Traditionally, rootkits are supposed to work at the kernel level and provide functions like process hiding, user hiding, network hiding, anti-debugging, anti-forensics, persistent reinstalls, backdoors, etc. Then there are bootkits, which infect the Master Boot Record (MBR), allowing execution before the operating system itself boots! Some of them listed on the PenTestIT blog can be found here. Since they have to hook every system process, they have to be coded with care or risk the possibility of a DoS. On Windows systems, they have extensions such as .sys, and .so on *NIX systems. But, what if there is a rootkit, which does not fall into the above mentioned categories, is cross-platform and does not mess up your system completely? Enter – the PHP Module Rootkit!
What is the PHP Module Rootkit?
The PHP Module rootkit is an open source rootkit that hides inside a PHP module and can be used to intercept standard-library & module function calls. It interacts with the PHP interpreter, instead of the OS kernel itself thereby avoiding the possibility of a system crash and obvious detection. Not only that, we tend to look at PHP modules when scanning for a rootkit on the system. This avoids further discovery. Additionally, this PHP module rootkit has to simply hook a single system process.
How does the PHP Module Rootkit work?
The proof-of-concept code created by the author is only 80 lines long and works by hooking generic hashing methods – hash and sha1. The actual hook code works as follows:
- The PHP Module Rootkit starts out by locating the method you want to hook in the global function table, and storing a reference to it.
- If it successfully finds the function, a detour is added by storing the original location of the method in a variable called original and setting the value in the global function table to the address of the hook variable.
- This results in the hook getting called before the real method, which gives the rootkit author full control.
Download the PHP Module Rootkit:

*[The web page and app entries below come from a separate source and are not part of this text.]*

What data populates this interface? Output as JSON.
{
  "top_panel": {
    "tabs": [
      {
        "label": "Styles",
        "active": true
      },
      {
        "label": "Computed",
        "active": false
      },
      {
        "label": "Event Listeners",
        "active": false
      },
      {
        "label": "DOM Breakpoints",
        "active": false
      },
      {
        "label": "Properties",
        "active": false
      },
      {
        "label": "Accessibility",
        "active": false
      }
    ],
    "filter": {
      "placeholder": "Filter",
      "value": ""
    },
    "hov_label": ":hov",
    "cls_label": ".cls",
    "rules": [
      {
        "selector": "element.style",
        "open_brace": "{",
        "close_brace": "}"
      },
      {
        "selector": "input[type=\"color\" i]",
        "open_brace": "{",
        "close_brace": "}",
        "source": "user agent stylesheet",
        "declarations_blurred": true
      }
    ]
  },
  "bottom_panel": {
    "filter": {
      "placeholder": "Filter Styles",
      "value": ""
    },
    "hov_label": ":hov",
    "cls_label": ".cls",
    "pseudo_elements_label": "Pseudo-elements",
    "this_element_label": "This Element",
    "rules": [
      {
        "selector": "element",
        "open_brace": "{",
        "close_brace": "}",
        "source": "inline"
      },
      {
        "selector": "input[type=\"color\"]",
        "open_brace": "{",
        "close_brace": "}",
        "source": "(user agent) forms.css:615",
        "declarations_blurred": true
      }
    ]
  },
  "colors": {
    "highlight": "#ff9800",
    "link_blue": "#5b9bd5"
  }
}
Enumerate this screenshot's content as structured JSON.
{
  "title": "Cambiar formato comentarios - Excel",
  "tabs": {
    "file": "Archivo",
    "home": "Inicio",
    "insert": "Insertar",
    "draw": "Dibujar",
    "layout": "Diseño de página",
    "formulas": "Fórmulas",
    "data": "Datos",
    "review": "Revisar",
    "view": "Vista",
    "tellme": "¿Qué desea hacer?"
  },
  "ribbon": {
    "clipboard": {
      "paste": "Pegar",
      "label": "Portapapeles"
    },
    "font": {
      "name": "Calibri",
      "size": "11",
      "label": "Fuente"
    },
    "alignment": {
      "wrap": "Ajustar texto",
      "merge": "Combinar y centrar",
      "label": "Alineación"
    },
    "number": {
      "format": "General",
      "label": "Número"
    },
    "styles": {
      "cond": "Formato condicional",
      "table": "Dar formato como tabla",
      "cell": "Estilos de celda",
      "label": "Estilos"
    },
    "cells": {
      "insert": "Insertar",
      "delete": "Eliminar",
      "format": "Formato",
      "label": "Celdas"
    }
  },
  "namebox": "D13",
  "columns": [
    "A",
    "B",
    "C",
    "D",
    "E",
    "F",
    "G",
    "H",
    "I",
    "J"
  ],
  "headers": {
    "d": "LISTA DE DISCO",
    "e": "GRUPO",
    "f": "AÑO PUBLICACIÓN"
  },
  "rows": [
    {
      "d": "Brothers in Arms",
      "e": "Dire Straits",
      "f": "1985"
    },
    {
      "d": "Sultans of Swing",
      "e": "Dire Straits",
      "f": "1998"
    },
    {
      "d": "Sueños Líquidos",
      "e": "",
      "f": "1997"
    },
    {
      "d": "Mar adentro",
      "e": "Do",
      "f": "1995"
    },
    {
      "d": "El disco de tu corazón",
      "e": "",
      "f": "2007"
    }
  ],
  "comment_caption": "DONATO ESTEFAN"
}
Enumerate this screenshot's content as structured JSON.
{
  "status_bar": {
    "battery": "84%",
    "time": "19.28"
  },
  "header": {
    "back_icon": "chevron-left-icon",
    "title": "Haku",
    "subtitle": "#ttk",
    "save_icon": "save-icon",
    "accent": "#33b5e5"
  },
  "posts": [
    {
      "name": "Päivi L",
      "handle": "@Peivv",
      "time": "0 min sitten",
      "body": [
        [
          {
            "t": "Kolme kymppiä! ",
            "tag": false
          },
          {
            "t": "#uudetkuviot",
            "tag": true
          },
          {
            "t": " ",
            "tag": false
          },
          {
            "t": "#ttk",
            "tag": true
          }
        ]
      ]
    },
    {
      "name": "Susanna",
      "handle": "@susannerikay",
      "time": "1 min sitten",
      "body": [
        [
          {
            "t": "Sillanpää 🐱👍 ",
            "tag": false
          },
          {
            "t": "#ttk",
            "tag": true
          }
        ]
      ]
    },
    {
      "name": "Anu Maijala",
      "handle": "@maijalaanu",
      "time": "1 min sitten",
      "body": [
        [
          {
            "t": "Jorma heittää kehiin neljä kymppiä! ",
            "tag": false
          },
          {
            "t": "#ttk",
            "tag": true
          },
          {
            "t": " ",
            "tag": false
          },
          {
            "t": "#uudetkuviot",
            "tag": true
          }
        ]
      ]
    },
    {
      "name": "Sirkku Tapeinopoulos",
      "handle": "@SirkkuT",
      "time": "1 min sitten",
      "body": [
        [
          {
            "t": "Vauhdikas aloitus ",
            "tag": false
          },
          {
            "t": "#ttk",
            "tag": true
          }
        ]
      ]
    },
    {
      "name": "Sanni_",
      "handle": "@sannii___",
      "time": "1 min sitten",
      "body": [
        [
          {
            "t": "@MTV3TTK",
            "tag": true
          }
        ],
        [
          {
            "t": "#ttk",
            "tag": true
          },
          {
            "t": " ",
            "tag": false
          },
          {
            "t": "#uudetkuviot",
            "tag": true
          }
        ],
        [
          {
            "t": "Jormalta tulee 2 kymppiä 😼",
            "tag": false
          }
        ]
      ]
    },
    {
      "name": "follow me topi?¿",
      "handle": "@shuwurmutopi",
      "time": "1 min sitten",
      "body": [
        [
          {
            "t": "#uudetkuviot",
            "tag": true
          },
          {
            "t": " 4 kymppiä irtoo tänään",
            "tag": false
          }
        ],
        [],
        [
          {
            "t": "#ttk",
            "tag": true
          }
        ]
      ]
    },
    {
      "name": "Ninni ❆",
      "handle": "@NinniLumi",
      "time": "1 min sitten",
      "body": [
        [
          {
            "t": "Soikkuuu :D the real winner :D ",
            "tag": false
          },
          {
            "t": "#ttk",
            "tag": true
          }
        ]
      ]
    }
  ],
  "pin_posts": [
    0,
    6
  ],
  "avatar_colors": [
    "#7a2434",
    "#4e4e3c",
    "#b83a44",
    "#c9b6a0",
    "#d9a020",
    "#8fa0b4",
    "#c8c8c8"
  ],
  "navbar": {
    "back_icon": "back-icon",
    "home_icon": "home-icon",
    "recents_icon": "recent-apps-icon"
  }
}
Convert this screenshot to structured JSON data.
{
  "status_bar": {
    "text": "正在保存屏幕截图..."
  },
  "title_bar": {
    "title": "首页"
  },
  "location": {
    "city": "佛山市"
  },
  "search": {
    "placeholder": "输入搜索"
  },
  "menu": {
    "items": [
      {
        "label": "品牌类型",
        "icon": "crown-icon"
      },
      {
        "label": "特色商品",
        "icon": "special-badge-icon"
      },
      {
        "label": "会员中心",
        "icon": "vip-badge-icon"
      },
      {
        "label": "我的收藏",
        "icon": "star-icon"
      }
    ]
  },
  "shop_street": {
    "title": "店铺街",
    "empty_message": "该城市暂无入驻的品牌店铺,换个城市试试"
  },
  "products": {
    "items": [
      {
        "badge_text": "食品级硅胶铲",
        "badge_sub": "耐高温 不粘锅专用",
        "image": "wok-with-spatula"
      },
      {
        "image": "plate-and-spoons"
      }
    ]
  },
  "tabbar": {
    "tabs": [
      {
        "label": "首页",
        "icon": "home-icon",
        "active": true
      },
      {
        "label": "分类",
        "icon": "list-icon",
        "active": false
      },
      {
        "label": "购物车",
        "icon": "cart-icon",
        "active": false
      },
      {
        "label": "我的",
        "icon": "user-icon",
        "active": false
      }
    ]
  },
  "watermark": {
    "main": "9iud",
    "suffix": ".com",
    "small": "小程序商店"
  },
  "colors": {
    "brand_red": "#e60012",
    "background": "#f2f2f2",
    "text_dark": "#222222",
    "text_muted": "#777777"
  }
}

More information about this rootkit can be found here, while the source code can be found here. Don’t expect help if you do not know how to compile PHP modules and implement the the rootkit_hook_function method.